Data records
╭──

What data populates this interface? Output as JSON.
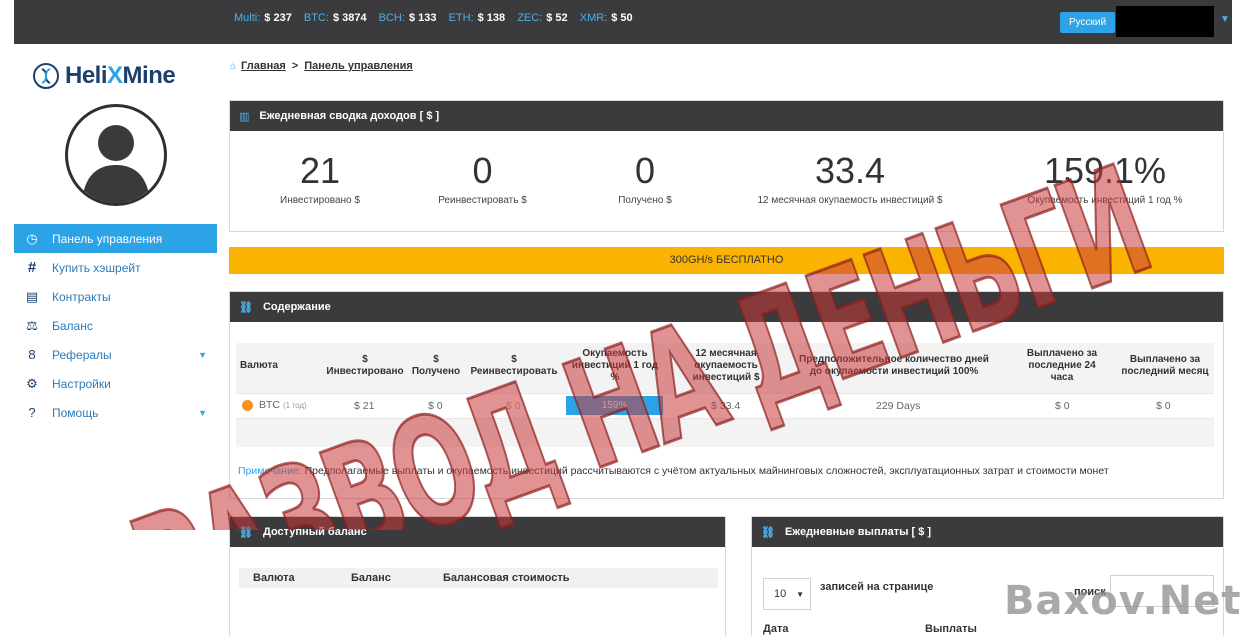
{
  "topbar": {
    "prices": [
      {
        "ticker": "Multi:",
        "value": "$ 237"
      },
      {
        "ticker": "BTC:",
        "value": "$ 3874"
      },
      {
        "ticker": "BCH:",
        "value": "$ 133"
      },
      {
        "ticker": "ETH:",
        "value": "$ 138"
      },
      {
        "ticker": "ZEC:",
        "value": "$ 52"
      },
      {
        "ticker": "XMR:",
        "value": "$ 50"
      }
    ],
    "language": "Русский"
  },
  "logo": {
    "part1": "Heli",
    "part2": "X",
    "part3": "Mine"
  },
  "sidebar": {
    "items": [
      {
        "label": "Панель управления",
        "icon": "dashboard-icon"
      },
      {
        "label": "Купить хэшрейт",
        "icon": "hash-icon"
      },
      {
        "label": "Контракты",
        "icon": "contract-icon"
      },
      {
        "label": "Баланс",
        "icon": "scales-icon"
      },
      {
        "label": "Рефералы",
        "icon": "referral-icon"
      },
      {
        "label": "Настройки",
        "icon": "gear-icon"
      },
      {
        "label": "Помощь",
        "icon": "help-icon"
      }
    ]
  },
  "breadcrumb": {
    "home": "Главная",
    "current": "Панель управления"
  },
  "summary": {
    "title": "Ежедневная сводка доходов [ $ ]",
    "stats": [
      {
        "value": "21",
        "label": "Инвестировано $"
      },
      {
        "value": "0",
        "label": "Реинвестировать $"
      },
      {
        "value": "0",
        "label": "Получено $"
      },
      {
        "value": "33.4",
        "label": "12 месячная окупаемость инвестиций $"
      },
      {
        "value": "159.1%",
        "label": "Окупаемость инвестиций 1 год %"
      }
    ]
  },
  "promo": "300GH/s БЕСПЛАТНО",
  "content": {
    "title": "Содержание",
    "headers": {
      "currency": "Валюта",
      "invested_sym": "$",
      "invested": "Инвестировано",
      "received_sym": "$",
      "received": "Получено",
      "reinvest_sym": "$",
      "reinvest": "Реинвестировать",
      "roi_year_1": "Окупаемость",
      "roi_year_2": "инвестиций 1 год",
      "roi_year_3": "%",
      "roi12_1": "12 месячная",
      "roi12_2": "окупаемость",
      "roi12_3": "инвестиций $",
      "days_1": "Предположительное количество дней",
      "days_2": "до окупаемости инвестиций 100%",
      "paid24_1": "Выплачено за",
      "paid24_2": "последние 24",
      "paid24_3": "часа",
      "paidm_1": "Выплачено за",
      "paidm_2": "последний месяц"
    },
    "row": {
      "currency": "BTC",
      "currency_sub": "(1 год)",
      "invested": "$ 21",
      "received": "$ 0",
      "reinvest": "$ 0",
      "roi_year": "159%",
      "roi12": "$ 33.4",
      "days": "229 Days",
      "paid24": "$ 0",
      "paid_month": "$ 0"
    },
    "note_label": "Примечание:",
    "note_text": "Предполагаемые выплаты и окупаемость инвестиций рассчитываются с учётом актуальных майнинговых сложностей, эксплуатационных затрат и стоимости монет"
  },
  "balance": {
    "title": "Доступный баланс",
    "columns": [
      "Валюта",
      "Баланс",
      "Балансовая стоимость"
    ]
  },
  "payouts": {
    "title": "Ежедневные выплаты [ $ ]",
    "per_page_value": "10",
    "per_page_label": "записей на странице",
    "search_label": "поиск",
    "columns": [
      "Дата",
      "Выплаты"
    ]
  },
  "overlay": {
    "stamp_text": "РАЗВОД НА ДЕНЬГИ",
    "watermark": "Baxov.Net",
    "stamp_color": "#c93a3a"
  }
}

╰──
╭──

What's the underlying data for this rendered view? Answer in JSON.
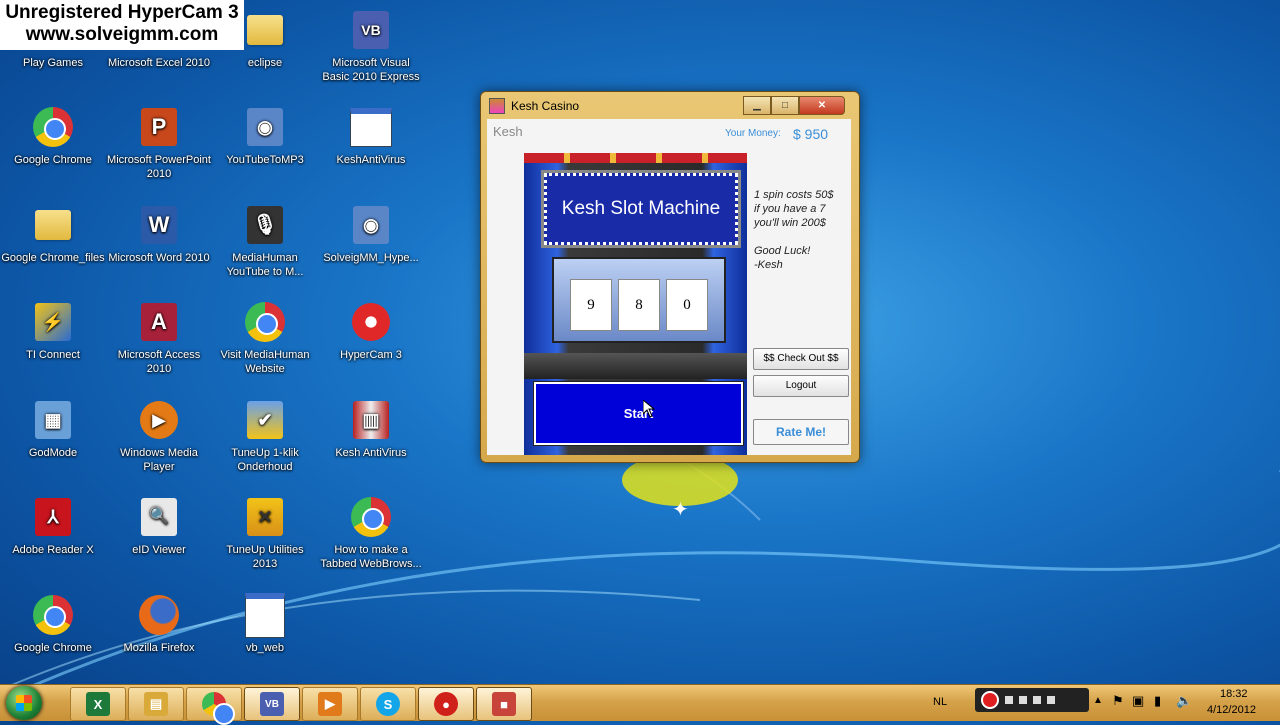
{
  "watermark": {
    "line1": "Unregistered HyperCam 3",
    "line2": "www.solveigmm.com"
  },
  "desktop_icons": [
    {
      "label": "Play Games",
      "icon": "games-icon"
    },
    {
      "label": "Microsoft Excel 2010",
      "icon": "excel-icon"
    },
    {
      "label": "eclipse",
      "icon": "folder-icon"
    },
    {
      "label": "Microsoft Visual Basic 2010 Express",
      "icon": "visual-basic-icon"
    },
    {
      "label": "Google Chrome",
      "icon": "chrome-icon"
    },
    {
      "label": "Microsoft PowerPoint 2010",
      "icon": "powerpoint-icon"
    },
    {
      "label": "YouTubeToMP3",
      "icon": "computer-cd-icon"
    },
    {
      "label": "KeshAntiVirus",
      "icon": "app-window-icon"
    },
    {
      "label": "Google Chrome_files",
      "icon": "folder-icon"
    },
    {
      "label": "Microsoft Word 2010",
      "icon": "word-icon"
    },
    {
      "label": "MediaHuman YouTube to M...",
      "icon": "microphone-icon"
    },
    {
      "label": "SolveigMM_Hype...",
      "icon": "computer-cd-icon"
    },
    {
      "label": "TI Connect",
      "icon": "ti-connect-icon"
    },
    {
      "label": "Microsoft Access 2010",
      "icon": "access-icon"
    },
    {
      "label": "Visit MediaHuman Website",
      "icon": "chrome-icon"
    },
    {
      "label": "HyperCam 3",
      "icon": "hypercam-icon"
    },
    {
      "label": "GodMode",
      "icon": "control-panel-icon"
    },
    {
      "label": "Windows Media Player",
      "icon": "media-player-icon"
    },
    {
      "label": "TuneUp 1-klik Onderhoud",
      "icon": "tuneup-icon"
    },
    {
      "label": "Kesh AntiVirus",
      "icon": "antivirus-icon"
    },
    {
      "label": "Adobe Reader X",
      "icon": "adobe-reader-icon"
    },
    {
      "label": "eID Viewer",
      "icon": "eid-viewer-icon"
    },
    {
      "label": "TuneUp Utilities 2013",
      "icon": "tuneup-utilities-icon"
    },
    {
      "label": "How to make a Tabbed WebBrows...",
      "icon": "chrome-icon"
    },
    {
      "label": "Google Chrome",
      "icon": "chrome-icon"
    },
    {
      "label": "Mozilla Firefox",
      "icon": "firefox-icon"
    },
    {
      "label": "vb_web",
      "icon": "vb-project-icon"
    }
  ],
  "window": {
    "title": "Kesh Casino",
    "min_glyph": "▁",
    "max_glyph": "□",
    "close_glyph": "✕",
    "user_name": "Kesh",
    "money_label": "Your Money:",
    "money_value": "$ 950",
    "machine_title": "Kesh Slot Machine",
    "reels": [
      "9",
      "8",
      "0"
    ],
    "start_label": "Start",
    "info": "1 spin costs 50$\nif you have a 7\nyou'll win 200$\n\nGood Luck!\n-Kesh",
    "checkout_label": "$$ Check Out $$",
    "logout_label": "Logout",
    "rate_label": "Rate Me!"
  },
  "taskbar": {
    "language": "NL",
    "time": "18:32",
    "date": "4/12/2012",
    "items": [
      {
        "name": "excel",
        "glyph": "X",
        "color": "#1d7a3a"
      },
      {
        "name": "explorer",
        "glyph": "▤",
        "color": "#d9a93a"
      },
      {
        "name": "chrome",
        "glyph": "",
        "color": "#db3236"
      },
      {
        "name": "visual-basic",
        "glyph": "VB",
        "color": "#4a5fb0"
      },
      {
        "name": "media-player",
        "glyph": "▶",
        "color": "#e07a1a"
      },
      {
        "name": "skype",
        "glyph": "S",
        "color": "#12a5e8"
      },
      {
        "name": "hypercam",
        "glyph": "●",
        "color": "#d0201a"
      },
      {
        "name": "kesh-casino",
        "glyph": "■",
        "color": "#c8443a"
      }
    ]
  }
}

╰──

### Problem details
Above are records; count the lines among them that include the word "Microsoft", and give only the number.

### Answer space
5